▶ **ENTRIES SHOWN**:
□ □ □

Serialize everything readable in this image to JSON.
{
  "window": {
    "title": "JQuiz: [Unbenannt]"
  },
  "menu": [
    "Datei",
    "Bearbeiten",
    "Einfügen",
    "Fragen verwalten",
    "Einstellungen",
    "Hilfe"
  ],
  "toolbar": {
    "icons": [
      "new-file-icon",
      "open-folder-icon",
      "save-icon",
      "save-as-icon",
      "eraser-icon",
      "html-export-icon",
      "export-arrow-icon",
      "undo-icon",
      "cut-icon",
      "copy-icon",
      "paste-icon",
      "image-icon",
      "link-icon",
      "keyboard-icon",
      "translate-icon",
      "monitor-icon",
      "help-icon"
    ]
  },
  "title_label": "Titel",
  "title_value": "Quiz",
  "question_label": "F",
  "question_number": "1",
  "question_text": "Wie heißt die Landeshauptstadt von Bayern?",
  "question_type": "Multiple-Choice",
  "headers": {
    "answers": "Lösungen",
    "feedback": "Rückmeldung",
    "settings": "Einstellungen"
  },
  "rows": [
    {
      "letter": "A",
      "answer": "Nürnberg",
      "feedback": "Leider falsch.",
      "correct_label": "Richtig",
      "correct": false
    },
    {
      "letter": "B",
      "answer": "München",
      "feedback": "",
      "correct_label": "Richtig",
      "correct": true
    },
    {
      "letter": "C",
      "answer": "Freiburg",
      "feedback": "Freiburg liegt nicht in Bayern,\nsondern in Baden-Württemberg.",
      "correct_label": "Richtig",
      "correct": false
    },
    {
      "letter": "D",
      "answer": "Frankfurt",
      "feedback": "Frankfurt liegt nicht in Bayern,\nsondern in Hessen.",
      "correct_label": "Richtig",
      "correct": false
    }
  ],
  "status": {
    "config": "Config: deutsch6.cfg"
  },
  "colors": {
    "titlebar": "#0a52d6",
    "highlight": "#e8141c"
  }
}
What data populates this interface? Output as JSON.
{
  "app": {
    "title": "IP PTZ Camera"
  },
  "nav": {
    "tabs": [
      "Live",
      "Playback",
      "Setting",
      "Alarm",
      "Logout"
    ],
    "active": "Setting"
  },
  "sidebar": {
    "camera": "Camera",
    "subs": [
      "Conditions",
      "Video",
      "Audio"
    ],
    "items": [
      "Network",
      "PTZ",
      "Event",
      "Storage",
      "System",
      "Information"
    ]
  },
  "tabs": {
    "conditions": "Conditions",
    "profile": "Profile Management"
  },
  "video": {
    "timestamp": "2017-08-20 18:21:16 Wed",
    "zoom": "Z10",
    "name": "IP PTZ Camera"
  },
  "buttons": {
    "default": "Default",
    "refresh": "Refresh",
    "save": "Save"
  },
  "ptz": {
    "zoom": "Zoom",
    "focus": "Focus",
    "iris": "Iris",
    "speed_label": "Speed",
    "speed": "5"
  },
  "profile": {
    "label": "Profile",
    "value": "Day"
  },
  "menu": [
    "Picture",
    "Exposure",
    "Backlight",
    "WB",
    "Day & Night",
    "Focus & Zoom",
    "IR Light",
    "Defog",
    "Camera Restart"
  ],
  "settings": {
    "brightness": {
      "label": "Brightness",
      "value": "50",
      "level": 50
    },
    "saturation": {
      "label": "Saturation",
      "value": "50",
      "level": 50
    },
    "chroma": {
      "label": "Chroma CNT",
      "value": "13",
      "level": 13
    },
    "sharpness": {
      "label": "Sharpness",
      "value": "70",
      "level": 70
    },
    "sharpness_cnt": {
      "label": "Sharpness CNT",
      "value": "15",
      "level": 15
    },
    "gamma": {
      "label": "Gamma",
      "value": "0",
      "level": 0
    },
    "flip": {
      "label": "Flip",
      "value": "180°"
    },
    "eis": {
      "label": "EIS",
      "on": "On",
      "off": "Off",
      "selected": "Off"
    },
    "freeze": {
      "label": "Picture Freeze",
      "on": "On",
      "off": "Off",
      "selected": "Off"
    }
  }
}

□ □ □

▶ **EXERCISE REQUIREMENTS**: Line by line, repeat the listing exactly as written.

▶ **ANSWER TO THE PROBLEM**:
Serialize everything readable in this image to JSON.
{
  "window": {
    "title": "JQuiz: [Unbenannt]"
  },
  "menu": [
    "Datei",
    "Bearbeiten",
    "Einfügen",
    "Fragen verwalten",
    "Einstellungen",
    "Hilfe"
  ],
  "toolbar": {
    "icons": [
      "new-file-icon",
      "open-folder-icon",
      "save-icon",
      "save-as-icon",
      "eraser-icon",
      "html-export-icon",
      "export-arrow-icon",
      "undo-icon",
      "cut-icon",
      "copy-icon",
      "paste-icon",
      "image-icon",
      "link-icon",
      "keyboard-icon",
      "translate-icon",
      "monitor-icon",
      "help-icon"
    ]
  },
  "title_label": "Titel",
  "title_value": "Quiz",
  "question_label": "F",
  "question_number": "1",
  "question_text": "Wie heißt die Landeshauptstadt von Bayern?",
  "question_type": "Multiple-Choice",
  "headers": {
    "answers": "Lösungen",
    "feedback": "Rückmeldung",
    "settings": "Einstellungen"
  },
  "rows": [
    {
      "letter": "A",
      "answer": "Nürnberg",
      "feedback": "Leider falsch.",
      "correct_label": "Richtig",
      "correct": false
    },
    {
      "letter": "B",
      "answer": "München",
      "feedback": "",
      "correct_label": "Richtig",
      "correct": true
    },
    {
      "letter": "C",
      "answer": "Freiburg",
      "feedback": "Freiburg liegt nicht in Bayern,\nsondern in Baden-Württemberg.",
      "correct_label": "Richtig",
      "correct": false
    },
    {
      "letter": "D",
      "answer": "Frankfurt",
      "feedback": "Frankfurt liegt nicht in Bayern,\nsondern in Hessen.",
      "correct_label": "Richtig",
      "correct": false
    }
  ],
  "status": {
    "config": "Config: deutsch6.cfg"
  },
  "colors": {
    "titlebar": "#0a52d6",
    "highlight": "#e8141c"
  }
}
What data populates this interface? Output as JSON.
{
  "app": {
    "title": "IP PTZ Camera"
  },
  "nav": {
    "tabs": [
      "Live",
      "Playback",
      "Setting",
      "Alarm",
      "Logout"
    ],
    "active": "Setting"
  },
  "sidebar": {
    "camera": "Camera",
    "subs": [
      "Conditions",
      "Video",
      "Audio"
    ],
    "items": [
      "Network",
      "PTZ",
      "Event",
      "Storage",
      "System",
      "Information"
    ]
  },
  "tabs": {
    "conditions": "Conditions",
    "profile": "Profile Management"
  },
  "video": {
    "timestamp": "2017-08-20 18:21:16 Wed",
    "zoom": "Z10",
    "name": "IP PTZ Camera"
  },
  "buttons": {
    "default": "Default",
    "refresh": "Refresh",
    "save": "Save"
  },
  "ptz": {
    "zoom": "Zoom",
    "focus": "Focus",
    "iris": "Iris",
    "speed_label": "Speed",
    "speed": "5"
  },
  "profile": {
    "label": "Profile",
    "value": "Day"
  },
  "menu": [
    "Picture",
    "Exposure",
    "Backlight",
    "WB",
    "Day & Night",
    "Focus & Zoom",
    "IR Light",
    "Defog",
    "Camera Restart"
  ],
  "settings": {
    "brightness": {
      "label": "Brightness",
      "value": "50",
      "level": 50
    },
    "saturation": {
      "label": "Saturation",
      "value": "50",
      "level": 50
    },
    "chroma": {
      "label": "Chroma CNT",
      "value": "13",
      "level": 13
    },
    "sharpness": {
      "label": "Sharpness",
      "value": "70",
      "level": 70
    },
    "sharpness_cnt": {
      "label": "Sharpness CNT",
      "value": "15",
      "level": 15
    },
    "gamma": {
      "label": "Gamma",
      "value": "0",
      "level": 0
    },
    "flip": {
      "label": "Flip",
      "value": "180°"
    },
    "eis": {
      "label": "EIS",
      "on": "On",
      "off": "Off",
      "selected": "Off"
    },
    "freeze": {
      "label": "Picture Freeze",
      "on": "On",
      "off": "Off",
      "selected": "Off"
    }
  }
}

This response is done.